More Science :: Skeptic :: April 27, 2012 :: :: Email :: Print See Inside Science closes in on why there is something instead of nothing By Michael Shermer Image: Illustration by Neil Webb Why is there something rather than nothing?
It is, perhaps, the mystery of last resort. Scientists may be at least theoretically able to trace every last galaxy back to a bump in the Big Bang, to complete the entire quantum roll call of particles and forces. But the question of why there was a Big Bang or any quantum particles at all was presumed to lie safely out of scientific bounds, in the realms of philosophy or religion. Now even that assumption is no longer safe, as exemplified by a new book by the cosmologist Lawrence M. Krauss . In it he joins a chorus of physicists and cosmologists who have been pushing into sacred ground, proclaiming more and more loudly in the last few years that science can explain how something — namely our star-spangled cosmos — could be born from, if not nothing, something very close to it.
Mysterious, unseen structures on the outskirts of creation most likely aren't tugging on our universe, according to a new study. The paper reexamines "dark flow"— an unusual, one-way motion of matter —using measurements of supernovae and the existing laws of physics. In 2008, a team of scientists took measurements of hundreds of galaxy clusters and calculated that everything in the visible universe—and likely beyond—is flowing at 2 million miles (3.2 million kilometers) an hour in the same direction.
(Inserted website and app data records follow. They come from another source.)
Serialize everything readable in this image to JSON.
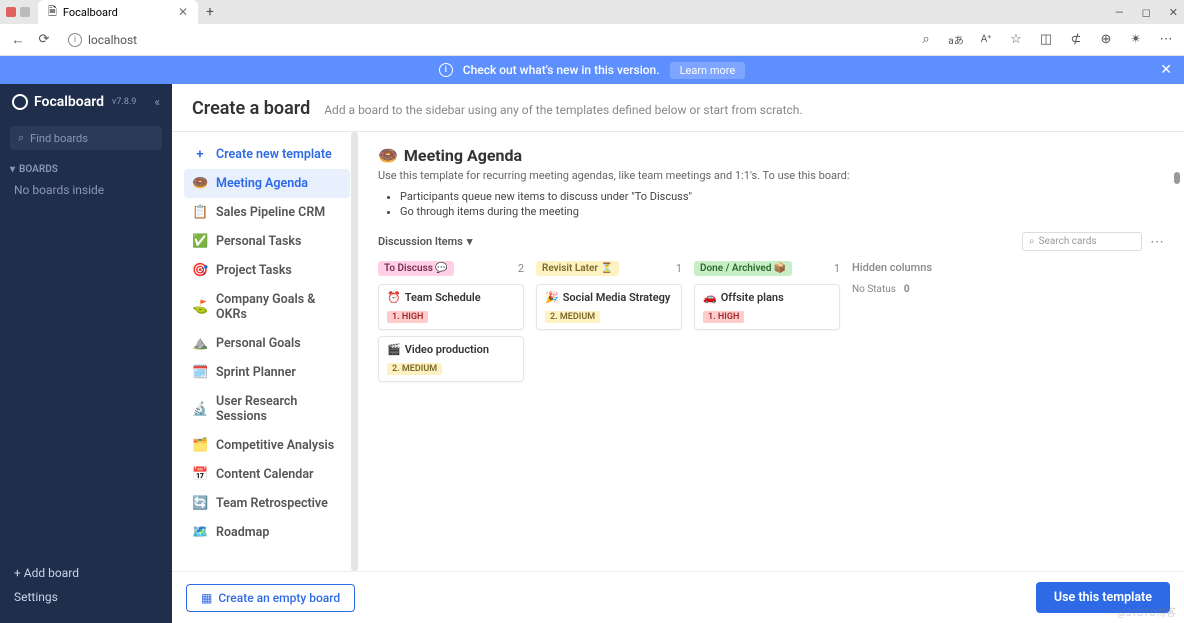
{
  "browser": {
    "tab_title": "Focalboard",
    "address": "localhost"
  },
  "banner": {
    "text": "Check out what's new in this version.",
    "cta": "Learn more"
  },
  "sidebar": {
    "brand": "Focalboard",
    "version": "v7.8.9",
    "search_placeholder": "Find boards",
    "section": "BOARDS",
    "empty": "No boards inside",
    "add_board": "+ Add board",
    "settings": "Settings"
  },
  "header": {
    "title": "Create a board",
    "subtitle": "Add a board to the sidebar using any of the templates defined below or start from scratch."
  },
  "templates": {
    "create": "Create new template",
    "items": [
      {
        "icon": "🍩",
        "label": "Meeting Agenda"
      },
      {
        "icon": "📋",
        "label": "Sales Pipeline CRM"
      },
      {
        "icon": "✅",
        "label": "Personal Tasks"
      },
      {
        "icon": "🎯",
        "label": "Project Tasks"
      },
      {
        "icon": "⛳",
        "label": "Company Goals & OKRs"
      },
      {
        "icon": "⛰️",
        "label": "Personal Goals"
      },
      {
        "icon": "🗓️",
        "label": "Sprint Planner"
      },
      {
        "icon": "🔬",
        "label": "User Research Sessions"
      },
      {
        "icon": "🗂️",
        "label": "Competitive Analysis"
      },
      {
        "icon": "📅",
        "label": "Content Calendar"
      },
      {
        "icon": "🔄",
        "label": "Team Retrospective"
      },
      {
        "icon": "🗺️",
        "label": "Roadmap"
      }
    ]
  },
  "preview": {
    "icon": "🍩",
    "title": "Meeting Agenda",
    "description": "Use this template for recurring meeting agendas, like team meetings and 1:1's. To use this board:",
    "bullets": [
      "Participants queue new items to discuss under \"To Discuss\"",
      "Go through items during the meeting"
    ],
    "view": "Discussion Items",
    "search_placeholder": "Search cards",
    "columns": [
      {
        "label": "To Discuss 💬",
        "class": "pink",
        "count": "2",
        "cards": [
          {
            "icon": "⏰",
            "title": "Team Schedule",
            "tag": "1. HIGH",
            "tag_class": "tag-high"
          },
          {
            "icon": "🎬",
            "title": "Video production",
            "tag": "2. MEDIUM",
            "tag_class": "tag-med"
          }
        ]
      },
      {
        "label": "Revisit Later ⏳",
        "class": "yellow",
        "count": "1",
        "cards": [
          {
            "icon": "🎉",
            "title": "Social Media Strategy",
            "tag": "2. MEDIUM",
            "tag_class": "tag-med"
          }
        ]
      },
      {
        "label": "Done / Archived 📦",
        "class": "green",
        "count": "1",
        "cards": [
          {
            "icon": "🚗",
            "title": "Offsite plans",
            "tag": "1. HIGH",
            "tag_class": "tag-high"
          }
        ]
      }
    ],
    "hidden_label": "Hidden columns",
    "no_status_label": "No Status",
    "no_status_count": "0"
  },
  "footer": {
    "empty_board": "Create an empty board",
    "use_template": "Use this template"
  },
  "watermark": "@51CTO博客"
}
The data couldn't be explained by the distribution of matter in the known universe, so the scientists suggested that chunks of matter had been pushed out shortly after the big bang , and their gravity is now pulling on everything around us. In 2010 the same team released a second study with data on twice as many galaxy clusters as their 2008 work.
Image: Chad Hagen Showcasing more than fifty of the most provocative, original, and significant online essays from 2011, The Best Science Writing Online 2012 will change the way... Read More » Editor's note: In the August issue of Scientific American, cosmologist George Ellis describes why he's skeptical about the concept of parallel universes. Here, multiverse proponents Alexander Vilenkin and Max Tegmark offer counterpoints, explaining why the multiverse would account for so many features of our universe—and how it might be tested. Welcome to the Multiverse By Alexander Vilenkin
Stand up. Walk 10 feet straight ahead. Turn left by 90 degrees.